By Meredith Marmurek 

If you’ve ever shopped for glasses, you know you have plenty of choices when it comes to the color, size, and style of your frames. But what about the frame material? Read on to learn more about plastic vs. metal glasses.   

Plastic Frames 

For the widest variety of shapes, colors, and patterns, plastic frames are the way to go. Take a look at some of our favorites: 

  • The Linda is a bestseller from our Sofia Vergara® x Foster Grant® collection. It’s available with fully magnified or multifocal lenses in five different colors and patterns.  
  • The Malcolm is a modern square frame made with 50% recycled plastic.* It comes with fully magnified lenses and in three color options. 

In addition to all the styles and options available, plastic frames have numerous other benefits. They are also:  

  • Lightweight – Plastic is light enough that you can wear your glasses comfortably for hours at a time. 
  • Budget-friendly – Many plastic frames are available for under $25, including all of our bestselling readers 
  • Hypoallergenic – The materials used in plastic glasses typically don’t cause an allergic reaction, so people with sensitive skin are usually able to wear them. 
  • Nonobstructive – If you wear a style with a light color inside the frame, you probably won’t notice your glasses in your peripheral vision. 

But plastic frames do have a few drawbacks:  

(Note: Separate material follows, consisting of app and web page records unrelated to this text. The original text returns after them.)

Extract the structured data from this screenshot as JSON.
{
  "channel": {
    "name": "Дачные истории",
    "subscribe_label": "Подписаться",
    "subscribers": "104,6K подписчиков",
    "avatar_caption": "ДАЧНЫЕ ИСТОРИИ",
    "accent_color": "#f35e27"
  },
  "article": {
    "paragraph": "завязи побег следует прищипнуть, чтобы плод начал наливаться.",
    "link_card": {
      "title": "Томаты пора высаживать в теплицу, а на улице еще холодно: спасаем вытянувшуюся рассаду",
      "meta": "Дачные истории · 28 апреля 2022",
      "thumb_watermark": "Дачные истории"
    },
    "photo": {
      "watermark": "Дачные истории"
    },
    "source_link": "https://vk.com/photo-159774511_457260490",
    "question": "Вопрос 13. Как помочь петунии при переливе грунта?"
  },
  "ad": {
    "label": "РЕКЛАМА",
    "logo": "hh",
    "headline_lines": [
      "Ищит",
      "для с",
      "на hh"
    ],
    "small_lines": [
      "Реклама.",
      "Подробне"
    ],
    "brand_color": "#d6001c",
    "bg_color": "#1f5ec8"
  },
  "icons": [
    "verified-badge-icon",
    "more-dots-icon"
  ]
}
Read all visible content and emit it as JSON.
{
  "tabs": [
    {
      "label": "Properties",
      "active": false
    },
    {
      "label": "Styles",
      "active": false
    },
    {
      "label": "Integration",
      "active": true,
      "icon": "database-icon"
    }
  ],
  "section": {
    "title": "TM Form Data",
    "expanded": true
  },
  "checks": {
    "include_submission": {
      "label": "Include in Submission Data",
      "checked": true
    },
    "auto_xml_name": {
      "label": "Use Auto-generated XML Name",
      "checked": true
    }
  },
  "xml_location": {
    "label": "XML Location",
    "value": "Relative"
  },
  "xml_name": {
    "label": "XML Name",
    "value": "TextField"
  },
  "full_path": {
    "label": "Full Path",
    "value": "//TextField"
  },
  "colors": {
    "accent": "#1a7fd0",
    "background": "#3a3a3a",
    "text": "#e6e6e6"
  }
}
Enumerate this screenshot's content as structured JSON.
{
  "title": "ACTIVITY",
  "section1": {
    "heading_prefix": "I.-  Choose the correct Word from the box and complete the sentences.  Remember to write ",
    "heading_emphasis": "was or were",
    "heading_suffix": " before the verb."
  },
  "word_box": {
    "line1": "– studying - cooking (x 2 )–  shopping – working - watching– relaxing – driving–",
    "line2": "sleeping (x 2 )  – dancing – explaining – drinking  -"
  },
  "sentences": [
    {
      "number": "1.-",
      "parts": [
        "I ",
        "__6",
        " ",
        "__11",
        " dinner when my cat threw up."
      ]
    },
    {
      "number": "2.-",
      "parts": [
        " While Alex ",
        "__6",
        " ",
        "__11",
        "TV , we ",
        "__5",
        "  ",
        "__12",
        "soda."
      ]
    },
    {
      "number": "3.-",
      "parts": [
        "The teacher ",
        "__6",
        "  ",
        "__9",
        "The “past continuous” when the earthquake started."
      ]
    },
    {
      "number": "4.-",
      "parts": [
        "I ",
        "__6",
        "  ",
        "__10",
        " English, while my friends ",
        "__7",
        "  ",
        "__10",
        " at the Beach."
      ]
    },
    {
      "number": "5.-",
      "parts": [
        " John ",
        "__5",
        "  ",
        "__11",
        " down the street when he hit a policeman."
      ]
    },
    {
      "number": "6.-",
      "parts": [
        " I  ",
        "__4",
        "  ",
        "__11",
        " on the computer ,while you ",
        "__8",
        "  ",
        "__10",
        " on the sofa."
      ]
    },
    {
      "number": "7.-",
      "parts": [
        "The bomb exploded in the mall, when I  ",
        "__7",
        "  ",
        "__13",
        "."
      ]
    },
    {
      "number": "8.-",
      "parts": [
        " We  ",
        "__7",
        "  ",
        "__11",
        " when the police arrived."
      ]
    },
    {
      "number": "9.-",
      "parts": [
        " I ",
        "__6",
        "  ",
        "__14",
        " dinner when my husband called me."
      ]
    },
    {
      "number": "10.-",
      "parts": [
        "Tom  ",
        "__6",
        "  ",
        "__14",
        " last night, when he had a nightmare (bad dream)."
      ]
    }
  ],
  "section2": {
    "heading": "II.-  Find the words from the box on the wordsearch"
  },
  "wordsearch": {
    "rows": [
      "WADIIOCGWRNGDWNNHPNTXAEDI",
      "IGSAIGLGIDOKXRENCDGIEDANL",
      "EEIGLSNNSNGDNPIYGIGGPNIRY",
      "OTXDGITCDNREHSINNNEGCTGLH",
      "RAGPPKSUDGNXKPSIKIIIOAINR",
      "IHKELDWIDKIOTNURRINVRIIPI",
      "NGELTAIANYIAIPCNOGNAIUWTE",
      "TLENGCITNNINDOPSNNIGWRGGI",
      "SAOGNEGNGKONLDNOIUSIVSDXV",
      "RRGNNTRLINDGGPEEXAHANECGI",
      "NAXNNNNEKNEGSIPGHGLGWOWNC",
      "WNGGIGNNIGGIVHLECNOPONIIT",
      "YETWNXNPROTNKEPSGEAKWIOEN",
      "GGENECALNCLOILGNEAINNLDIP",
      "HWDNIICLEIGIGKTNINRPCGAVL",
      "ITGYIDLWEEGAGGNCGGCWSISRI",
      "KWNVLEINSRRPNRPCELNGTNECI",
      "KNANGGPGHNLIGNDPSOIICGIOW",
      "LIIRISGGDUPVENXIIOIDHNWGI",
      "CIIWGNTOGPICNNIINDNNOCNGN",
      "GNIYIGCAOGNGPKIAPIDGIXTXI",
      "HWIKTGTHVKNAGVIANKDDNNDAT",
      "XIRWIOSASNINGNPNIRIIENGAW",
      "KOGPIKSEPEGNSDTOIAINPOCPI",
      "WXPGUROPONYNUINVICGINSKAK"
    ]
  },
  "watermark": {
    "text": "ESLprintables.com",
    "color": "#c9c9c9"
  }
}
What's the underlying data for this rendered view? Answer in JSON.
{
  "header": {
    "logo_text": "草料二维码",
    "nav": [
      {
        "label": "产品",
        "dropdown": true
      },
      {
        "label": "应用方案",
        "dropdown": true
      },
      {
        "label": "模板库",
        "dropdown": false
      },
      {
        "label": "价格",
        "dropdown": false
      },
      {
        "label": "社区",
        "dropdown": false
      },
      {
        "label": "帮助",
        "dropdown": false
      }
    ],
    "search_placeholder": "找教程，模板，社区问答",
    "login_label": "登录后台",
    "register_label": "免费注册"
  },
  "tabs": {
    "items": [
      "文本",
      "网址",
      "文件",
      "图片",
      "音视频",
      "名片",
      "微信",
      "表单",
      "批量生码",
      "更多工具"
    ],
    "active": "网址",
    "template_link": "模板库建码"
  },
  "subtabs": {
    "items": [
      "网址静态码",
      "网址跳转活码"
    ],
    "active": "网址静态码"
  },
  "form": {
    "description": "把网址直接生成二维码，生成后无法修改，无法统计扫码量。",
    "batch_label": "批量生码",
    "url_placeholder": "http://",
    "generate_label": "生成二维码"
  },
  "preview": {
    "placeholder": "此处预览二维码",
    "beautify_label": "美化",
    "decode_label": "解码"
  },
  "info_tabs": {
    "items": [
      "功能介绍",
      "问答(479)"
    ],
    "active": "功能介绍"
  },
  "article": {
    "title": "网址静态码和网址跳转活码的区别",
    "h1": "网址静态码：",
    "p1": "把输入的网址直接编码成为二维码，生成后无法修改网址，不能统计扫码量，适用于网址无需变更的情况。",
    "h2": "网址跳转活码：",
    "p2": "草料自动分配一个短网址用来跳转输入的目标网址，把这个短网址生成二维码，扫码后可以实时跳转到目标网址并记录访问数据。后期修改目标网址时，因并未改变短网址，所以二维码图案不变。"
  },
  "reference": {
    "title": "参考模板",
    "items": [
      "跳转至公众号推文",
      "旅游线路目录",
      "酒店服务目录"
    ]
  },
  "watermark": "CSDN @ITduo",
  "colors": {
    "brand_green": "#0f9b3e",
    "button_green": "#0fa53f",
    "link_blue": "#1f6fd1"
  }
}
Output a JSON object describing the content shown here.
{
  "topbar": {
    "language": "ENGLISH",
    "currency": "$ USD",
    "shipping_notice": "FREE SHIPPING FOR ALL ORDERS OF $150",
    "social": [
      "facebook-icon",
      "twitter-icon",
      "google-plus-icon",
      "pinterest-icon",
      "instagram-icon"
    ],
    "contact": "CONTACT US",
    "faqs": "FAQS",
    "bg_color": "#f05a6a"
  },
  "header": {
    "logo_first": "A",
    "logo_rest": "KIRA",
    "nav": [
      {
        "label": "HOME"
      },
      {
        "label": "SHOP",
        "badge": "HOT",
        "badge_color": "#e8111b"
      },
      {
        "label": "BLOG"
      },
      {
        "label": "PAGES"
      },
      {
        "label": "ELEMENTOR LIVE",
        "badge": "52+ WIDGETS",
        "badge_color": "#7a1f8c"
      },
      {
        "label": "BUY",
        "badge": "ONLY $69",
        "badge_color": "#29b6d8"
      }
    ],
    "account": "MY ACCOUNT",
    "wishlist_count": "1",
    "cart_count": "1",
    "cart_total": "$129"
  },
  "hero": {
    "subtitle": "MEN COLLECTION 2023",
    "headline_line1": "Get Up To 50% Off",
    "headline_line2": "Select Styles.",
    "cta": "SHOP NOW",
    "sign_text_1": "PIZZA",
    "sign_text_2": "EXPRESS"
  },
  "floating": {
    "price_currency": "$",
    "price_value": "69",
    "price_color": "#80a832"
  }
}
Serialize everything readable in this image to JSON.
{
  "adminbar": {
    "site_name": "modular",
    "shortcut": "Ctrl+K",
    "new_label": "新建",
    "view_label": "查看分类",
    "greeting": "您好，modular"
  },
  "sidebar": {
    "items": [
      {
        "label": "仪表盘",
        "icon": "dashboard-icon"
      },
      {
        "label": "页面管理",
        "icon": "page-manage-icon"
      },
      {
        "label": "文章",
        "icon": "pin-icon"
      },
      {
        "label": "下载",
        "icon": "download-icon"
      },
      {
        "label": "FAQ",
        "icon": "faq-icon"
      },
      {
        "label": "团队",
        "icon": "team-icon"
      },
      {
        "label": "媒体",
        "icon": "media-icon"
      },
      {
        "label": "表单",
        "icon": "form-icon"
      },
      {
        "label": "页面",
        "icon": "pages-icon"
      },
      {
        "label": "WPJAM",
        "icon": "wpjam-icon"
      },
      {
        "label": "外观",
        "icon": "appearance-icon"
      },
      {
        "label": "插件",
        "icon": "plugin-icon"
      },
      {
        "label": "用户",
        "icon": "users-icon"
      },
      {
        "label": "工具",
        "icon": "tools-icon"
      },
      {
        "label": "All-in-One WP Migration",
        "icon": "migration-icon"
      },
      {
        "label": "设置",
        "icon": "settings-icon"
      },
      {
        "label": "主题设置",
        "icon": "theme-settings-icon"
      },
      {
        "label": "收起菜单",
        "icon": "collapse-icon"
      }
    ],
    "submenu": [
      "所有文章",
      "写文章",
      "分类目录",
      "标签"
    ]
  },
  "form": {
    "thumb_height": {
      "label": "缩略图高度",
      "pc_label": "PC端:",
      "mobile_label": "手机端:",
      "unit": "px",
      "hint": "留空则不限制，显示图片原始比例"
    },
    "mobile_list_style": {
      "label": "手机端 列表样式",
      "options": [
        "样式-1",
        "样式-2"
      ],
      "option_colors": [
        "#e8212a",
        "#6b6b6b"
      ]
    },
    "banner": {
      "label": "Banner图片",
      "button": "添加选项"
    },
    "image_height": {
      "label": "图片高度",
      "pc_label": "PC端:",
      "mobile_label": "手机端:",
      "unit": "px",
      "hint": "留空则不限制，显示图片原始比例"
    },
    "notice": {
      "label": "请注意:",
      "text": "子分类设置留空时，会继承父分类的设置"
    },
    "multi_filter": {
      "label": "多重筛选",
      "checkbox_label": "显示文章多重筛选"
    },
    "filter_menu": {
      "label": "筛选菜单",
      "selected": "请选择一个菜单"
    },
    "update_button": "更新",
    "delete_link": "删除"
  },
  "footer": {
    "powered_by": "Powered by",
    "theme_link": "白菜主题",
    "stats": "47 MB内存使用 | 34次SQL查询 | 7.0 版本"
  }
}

  • They may break more easily than metal frames. 
  • It’s difficult to adjust them by yourself.  
  • Sun exposure and general wear and tear can weaken plastic frames over time.  
  • They may melt if left in extreme high temperatures (like a hot car) for several hours. 

Metal Frames 

While plastic frames may have more color choices, most eyeglass frames are made from metal or a combination of both metal and plastic. Titanium, beryllium, nickel, and stainless steel are a few of the materials used to make metal frames.  

Here are a couple styles we love: 

Metal frames offer numerous benefits to wearers. They are: 

  • Durable – Metal frames are noncorrosive and can last a long time.   
  • Lightweight – Our metal frames are lightweight so they’re comfortable to wear all day. 
  • Easy to adjust – Metal frames typically have nose pads that can be made tighter or looser because they aren’t built in. 
  • Available in numerous frame types and styles – For example, the Magnum is a popular semi-rimless frame and the Cerritos has a unique geometric shape.  

Metal frames also have some cons, such as: 

  • Many metal frames contain nickel, a common allergen that can lead to a skin reaction called contact dermatitis. However, some metal options are considered hypoallergenic (and/or nickel-free), including titanium and stainless steel frames.  
  • Metal glasses are most commonly available in standard metallic shades of gold and silver, so there aren’t as many colors and patterns to choose from as with plastic frames. 

Wire Frames 

You may have heard the term “wire frames” in reference to glasses. Wire is not a material; it’s a component made of metal. Wire frames can be used to describe glasses with a metal frame, like the square-shaped Rowland frames in our Styles for Y.O.U.™ collection.   

Metal and Plastic Combination Frames 

If you can’t decide between metal and plastic frames, we have numerous styles made with both materials. Here are two popular pairs: 

  • The Tristan is a round unisex style with a plastic frame front and metal arms.   
  • The Dunlap Bifocal is a browline frame with a cool retro vibe. The thick top part of the frame is made with plastic while metal is used for the nose bridge. 
  • The Carina is a semi-rimless cat-eye reader with a metal rim over the lenses and plastic-encased wire temples for added style and color. 

To see all the different frames we have available, shop We have a wide variety of styles and materials so you’re sure to find your next favorite pair of glasses.  

*Recycled content is calculated by mass balance.